Artigianato, to JP Morgan Chase and another Italian bank,
Banca del Fucino. Both the origin and destination of
the funds were accounts under the control of the Vatican
Bank. The Vatican Bank had allegedly failed to
disclose the origin of the money, a violation of Italian
In a statement regarding the investigation, the Vatican
said that it was "...perplexed and astonished by the
initiatives of the Rome prosecutors, considering the
data necessary is already available at the Bank of Italy."
According to the police, the presence of the
investigation did not mean either of the officials
involved had been charged with a crime, and a judicial
ruling would be necessary to continue the investigation.
Contrary to the Holy See's statements, IOR president
Ettori Gotti Tedeschi and IOR Director General, Paolo
Cipriani, were indicted for money laundering.
On Thursday, December 30, 2010, the Catholic News
Service homepage reported that Pope Benedict XVI had
issued an Apostolic Letter that established the
Financial Information Authority as an independent agency
to oversee the monetary and commercial activities of all
Vatican-related institutions, including the Vatican bank.
It will monitor all Vatican financial operations and
make sure they meet international norms against money-laundering
and the financing of terrorism
Economy: The unique,
noncommercial economy of Vatican City is supported financially by
contributions (known as Peter's Pence) from Roman Catholics throughout
the world, the sale of postage stamps and tourist mementos, fees for
admission to museums, and the sale of publications.
The Vatican also conducts worldwide financial activities, the Istituto
per le Opere di Religione (also known with the acronym IOR and wrongly
known as the Vatican Bank). This Institute has an ATM with instructions
in Latin, possibly the only such ATM in the world.
A souvenir shop on the roof of St. Peter's BasilicaThe Vatican has often
been accused by critics of being excessively wealthy, as in Avro
Manhattan's The Vatican Billions.
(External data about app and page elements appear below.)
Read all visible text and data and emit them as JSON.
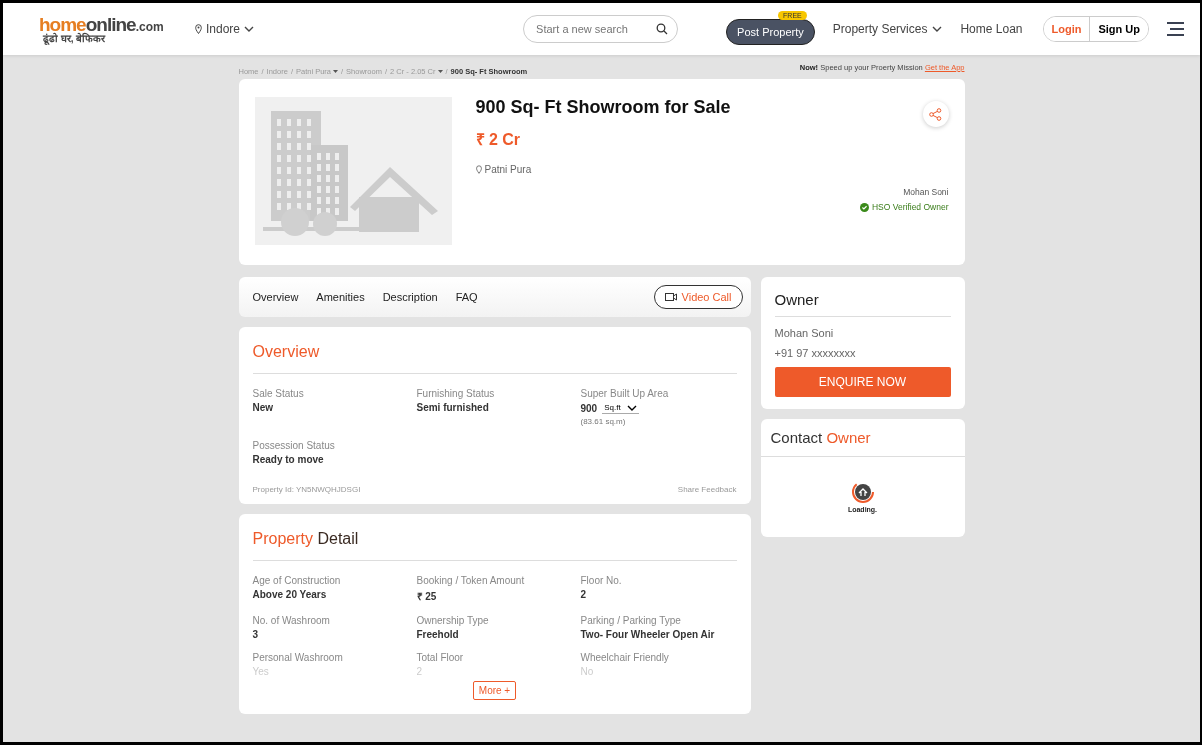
{
  "header": {
    "logo": {
      "brand": "homeonline",
      "domain": ".com",
      "tagline": "ढूंढो घर, बेफिकर"
    },
    "city": "Indore",
    "search": {
      "placeholder": "Start a new search"
    },
    "post_property": {
      "label": "Post Property",
      "badge": "FREE"
    },
    "nav": [
      "Property Services",
      "Home Loan"
    ],
    "login": "Login",
    "signup": "Sign Up"
  },
  "breadcrumb": {
    "separator": "/",
    "items": [
      {
        "label": "Home",
        "dropdown": false
      },
      {
        "label": "Indore",
        "dropdown": false
      },
      {
        "label": "Patni Pura",
        "dropdown": true
      },
      {
        "label": "Showroom",
        "dropdown": false
      },
      {
        "label": "2 Cr - 2.05 Cr",
        "dropdown": true
      },
      {
        "label": "900 Sq- Ft Showroom",
        "dropdown": false
      }
    ]
  },
  "app_promo": {
    "lead": "Now!",
    "text": "Speed up your Proerty Mission",
    "link": "Get the App"
  },
  "listing": {
    "title": "900 Sq- Ft Showroom for Sale",
    "price": "₹ 2 Cr",
    "locality": "Patni Pura",
    "owner_name": "Mohan Soni",
    "verified": "HSO Verified Owner"
  },
  "tabs": [
    {
      "label": "Overview"
    },
    {
      "label": "Amenities"
    },
    {
      "label": "Description"
    },
    {
      "label": "FAQ"
    }
  ],
  "video_call": "Video Call",
  "overview": {
    "heading": "Overview",
    "fields": [
      {
        "label": "Sale Status",
        "value": "New"
      },
      {
        "label": "Furnishing Status",
        "value": "Semi furnished"
      },
      {
        "label": "Super Built Up Area",
        "value": "900",
        "unit": "Sq.ft",
        "sub": "(83.61 sq.m)"
      },
      {
        "label": "Possession Status",
        "value": "Ready to move"
      }
    ],
    "property_id": "Property Id: YN5NWQHJDSGI",
    "feedback": "Share Feedback"
  },
  "property_detail": {
    "heading_accent": "Property",
    "heading_rest": "Detail",
    "fields": [
      {
        "label": "Age of Construction",
        "value": "Above 20 Years",
        "faded": false
      },
      {
        "label": "Booking / Token Amount",
        "value": "₹ 25",
        "faded": false
      },
      {
        "label": "Floor No.",
        "value": "2",
        "faded": false
      },
      {
        "label": "No. of Washroom",
        "value": "3",
        "faded": false
      },
      {
        "label": "Ownership Type",
        "value": "Freehold",
        "faded": false
      },
      {
        "label": "Parking / Parking Type",
        "value": "Two- Four Wheeler Open Air",
        "faded": false
      },
      {
        "label": "Personal Washroom",
        "value": "Yes",
        "faded": true
      },
      {
        "label": "Total Floor",
        "value": "2",
        "faded": true
      },
      {
        "label": "Wheelchair Friendly",
        "value": "No",
        "faded": true
      }
    ],
    "more": "More +"
  },
  "owner_card": {
    "heading": "Owner",
    "name": "Mohan Soni",
    "phone": "+91 97 xxxxxxxx",
    "button": "ENQUIRE NOW"
  },
  "contact_card": {
    "heading_rest": "Contact",
    "heading_accent": "Owner",
    "loading": "Loading."
  }
}
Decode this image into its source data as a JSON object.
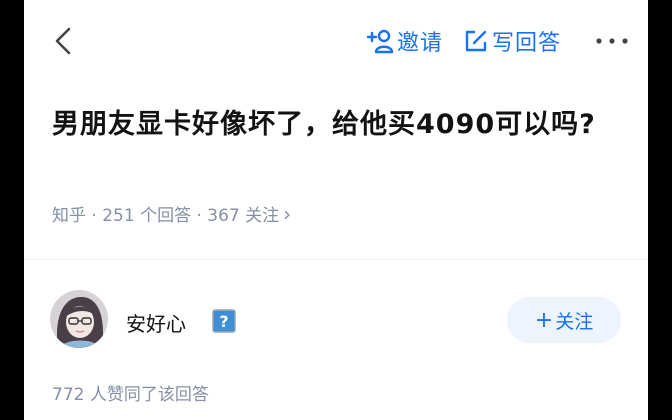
{
  "header": {
    "back_icon": "chevron-left-icon",
    "invite_label": "邀请",
    "invite_icon": "add-person-icon",
    "write_answer_label": "写回答",
    "write_answer_icon": "edit-icon",
    "more_icon": "more-dots-icon",
    "accent_color": "#1772f6"
  },
  "question": {
    "title": "男朋友显卡好像坏了，给他买4090可以吗?",
    "meta": "知乎 · 251 个回答 · 367 关注",
    "meta_chevron": "›"
  },
  "answer": {
    "author_name": "安好心",
    "badge_icon": "question-badge-icon",
    "badge_text": "?",
    "follow_label": "关注",
    "follow_plus": "+",
    "votes_text": "772 人赞同了该回答"
  }
}
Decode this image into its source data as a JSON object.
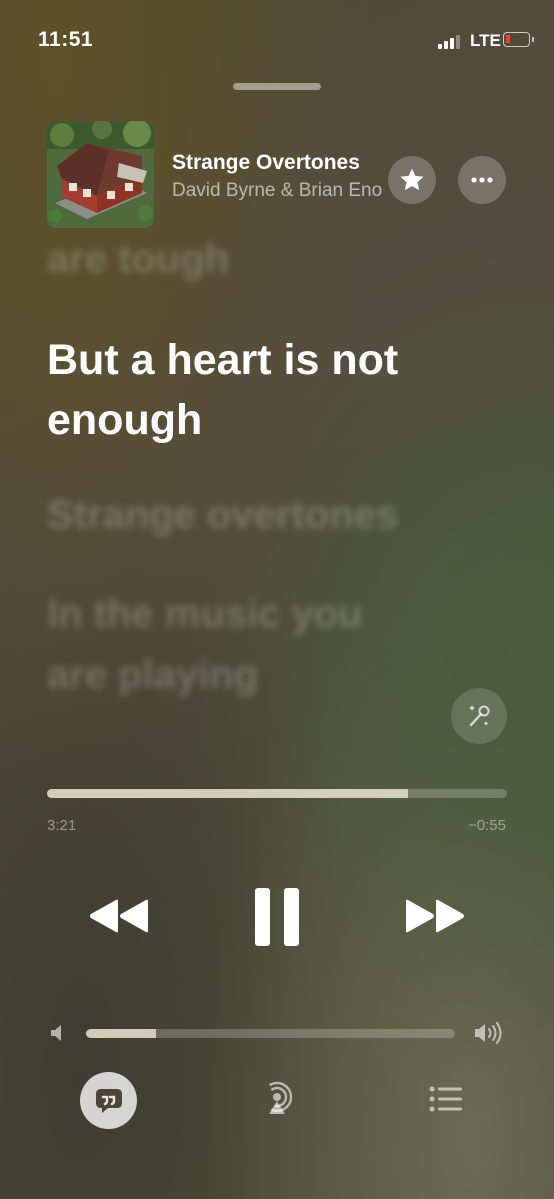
{
  "status_bar": {
    "time": "11:51",
    "network": "LTE",
    "signal_bars": 3,
    "battery_level": 0.1
  },
  "now_playing": {
    "title": "Strange Overtones",
    "artist": "David Byrne & Brian Eno",
    "artwork": "house-artwork"
  },
  "lyrics": {
    "previous": "are tough",
    "current": "But a heart is not enough",
    "next": [
      "Strange overtones",
      "In the music you",
      "are playing"
    ]
  },
  "playback": {
    "elapsed": "3:21",
    "remaining": "−0:55",
    "progress_fraction": 0.785,
    "state": "playing"
  },
  "volume": {
    "level_fraction": 0.19
  },
  "icons": {
    "favorite": "star-icon",
    "more": "ellipsis-icon",
    "sing": "microphone-sparkle-icon",
    "rewind": "backward-icon",
    "pause": "pause-icon",
    "forward": "forward-icon",
    "volume_low": "speaker-low-icon",
    "volume_high": "speaker-high-icon",
    "lyrics": "quote-bubble-icon",
    "airplay": "airplay-audio-icon",
    "queue": "list-icon"
  },
  "colors": {
    "accent_fill": "#ece8d2",
    "battery_low": "#ff3b30"
  }
}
However, the papal state has
previously run budget deficits and obtains much of its money from
international donations such as Peter's Pence.